Melito of Sardis°
MELITO OF SARDIS°
MELITO OF SARDIS ° (c. 120–185 c.e.), bishop of Sardis (Asia Minor), Christian author, and the earliest known pilgrim to the Holy Land. Scholars found his description of the crucifixion of Jesus "in the middle of the city [of Jerusalem]" confusing. Clearly Melito was referring to the site in the context of the layout of Aelia Capitolina and not of the city from the time of Jesus. Together with other bishops of Asia Minor, Melito continued to celebrate Easter on the 14th of Nisan, the eve of Passover. He visited Palestine in an effort to establish an accurate canon (Greek διαυήκη) of the Old Testament (from which he excerpted passages pertaining in some way to Jesus). His list of books (Eusebius, Hist. Eccles. iv, 26:13 f.) corresponds to the Hebrew canon (excluding Esther). Only brief quotations from Melito's works were known until the mid-20th century, when two papyrus copies of his homily on the Passion (On Pascha) were published. As a result of this discovery, Latin, Coptic, Georgian, and two Syriac translations of this treatise could be identified. The bishop delivered the treatise as a sermon after the biblical account of the Exodus was read on Easter, precisely the time when the Jews observed the Passover feast. The coincidence of observances and Melito's animosity toward Judaism caused his sermon, which was written between 160 and 170 c.e., to become one of the most important documents of early Christian anti-Judaism. After a theological introduction, Melito gives a dramatic description of Egypt's sufferings at the time of the Exodus. Influenced by the Midrash on Exodus 10:21, the darkness that engulfed Egypt is described as tangible. However, the events surrounding the Exodus were only a prefiguration of the Passion of Christ, the true Passover lamb. The earlier model no longer had validity and usefulness, because the prefigurations of the Old Testament had become a reality in the New Testament. The second part of the sermon is the oldest and one of the strongest accusations of deicide made against the Jews in early Christian literature.
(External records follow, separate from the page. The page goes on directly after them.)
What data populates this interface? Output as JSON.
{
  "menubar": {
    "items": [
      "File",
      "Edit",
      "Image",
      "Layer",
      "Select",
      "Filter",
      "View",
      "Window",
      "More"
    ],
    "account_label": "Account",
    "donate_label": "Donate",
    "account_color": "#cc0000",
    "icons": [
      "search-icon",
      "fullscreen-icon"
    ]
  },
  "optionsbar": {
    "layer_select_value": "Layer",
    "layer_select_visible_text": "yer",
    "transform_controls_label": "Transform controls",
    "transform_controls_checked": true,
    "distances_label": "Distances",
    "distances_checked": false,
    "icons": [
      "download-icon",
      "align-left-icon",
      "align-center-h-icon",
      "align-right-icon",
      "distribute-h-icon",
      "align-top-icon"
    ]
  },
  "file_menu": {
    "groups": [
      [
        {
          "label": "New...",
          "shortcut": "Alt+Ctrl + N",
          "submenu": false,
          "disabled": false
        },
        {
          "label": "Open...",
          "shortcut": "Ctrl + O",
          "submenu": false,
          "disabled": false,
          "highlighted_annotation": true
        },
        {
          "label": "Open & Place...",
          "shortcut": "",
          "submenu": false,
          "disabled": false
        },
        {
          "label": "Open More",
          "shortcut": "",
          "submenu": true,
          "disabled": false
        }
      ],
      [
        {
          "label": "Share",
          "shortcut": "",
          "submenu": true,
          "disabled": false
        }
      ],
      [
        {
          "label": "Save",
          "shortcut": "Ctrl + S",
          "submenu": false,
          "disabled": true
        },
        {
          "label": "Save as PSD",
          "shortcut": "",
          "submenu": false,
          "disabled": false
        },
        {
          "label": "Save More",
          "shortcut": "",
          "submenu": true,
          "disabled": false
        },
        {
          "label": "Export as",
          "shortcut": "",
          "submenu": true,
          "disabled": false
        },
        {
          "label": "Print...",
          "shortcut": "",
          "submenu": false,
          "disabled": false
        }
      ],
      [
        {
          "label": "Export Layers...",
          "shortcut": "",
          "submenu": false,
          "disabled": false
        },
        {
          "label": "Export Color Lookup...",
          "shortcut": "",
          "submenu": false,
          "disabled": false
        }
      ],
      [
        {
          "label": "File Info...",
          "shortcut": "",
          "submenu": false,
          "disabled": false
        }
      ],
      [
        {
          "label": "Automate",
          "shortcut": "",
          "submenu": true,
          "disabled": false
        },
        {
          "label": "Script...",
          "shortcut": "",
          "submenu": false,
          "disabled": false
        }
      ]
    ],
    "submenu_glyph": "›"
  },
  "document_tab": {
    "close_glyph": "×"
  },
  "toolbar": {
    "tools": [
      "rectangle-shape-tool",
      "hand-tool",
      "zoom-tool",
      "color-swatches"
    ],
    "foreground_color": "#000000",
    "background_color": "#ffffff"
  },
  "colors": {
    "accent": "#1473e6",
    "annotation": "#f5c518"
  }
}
Jews are, among other things, described as having themselves crucified Jesus; and the murder is clearly defined as deicide: "God has been murdered, the King of Israel has been slain by an Israelite hand" (§96). In view of the tragic events suffered by the Jews of this period – the destruction of the Temple and the defeat of Bar Kokhba – Melito could say that, in consequence of the deicide, "Israel lay dead," while Christianity, "the broad grace," was conquering the whole earth. The sermon, nevertheless, attests the antiquity of the Passover Haggadah. Paragraph 68 of the sermon contains a Greek version of part of the introduction to Hallel in the Haggadah; and paragraphs 84–85 and 88 derive from the famous Passover litany "Dayyeinu."
Eusebius Pamphili, Ecclesiastical History, 2 vols. (1926–32), index; T. Otto, Corpus Apologetarum Christianorum, 9 (1872), 374–478, 497–512; E.J. Goodspeed, Aelteste Apologeten (1914), 306–13; C. Bonner, Homily on the Passion (1914); M. Testuz (ed. and tr.), Papyrus Bodmer xiii, Méliton de Sardes, Homélie sur la Pâque (1960); O. Perler, Méliton de Sardes sur la Pâque, sources Chrétiennes (1966); J. Blank, Meliton von Sardes vom Passa (1963); E. Werner, in: huca, 37 (1966), 191–210. add. bibliography: S.G. Hall (ed.), On Pascha (1979); E.D. Hunt, Holy Land Pilgrimage in the Later Roman Empire AD 312–460 (1984), 3; J.E. Taylor, Christians and the Holy Places (1993), 116ff.
[David Flusser /
Shimon Gibson (2nd ed.)]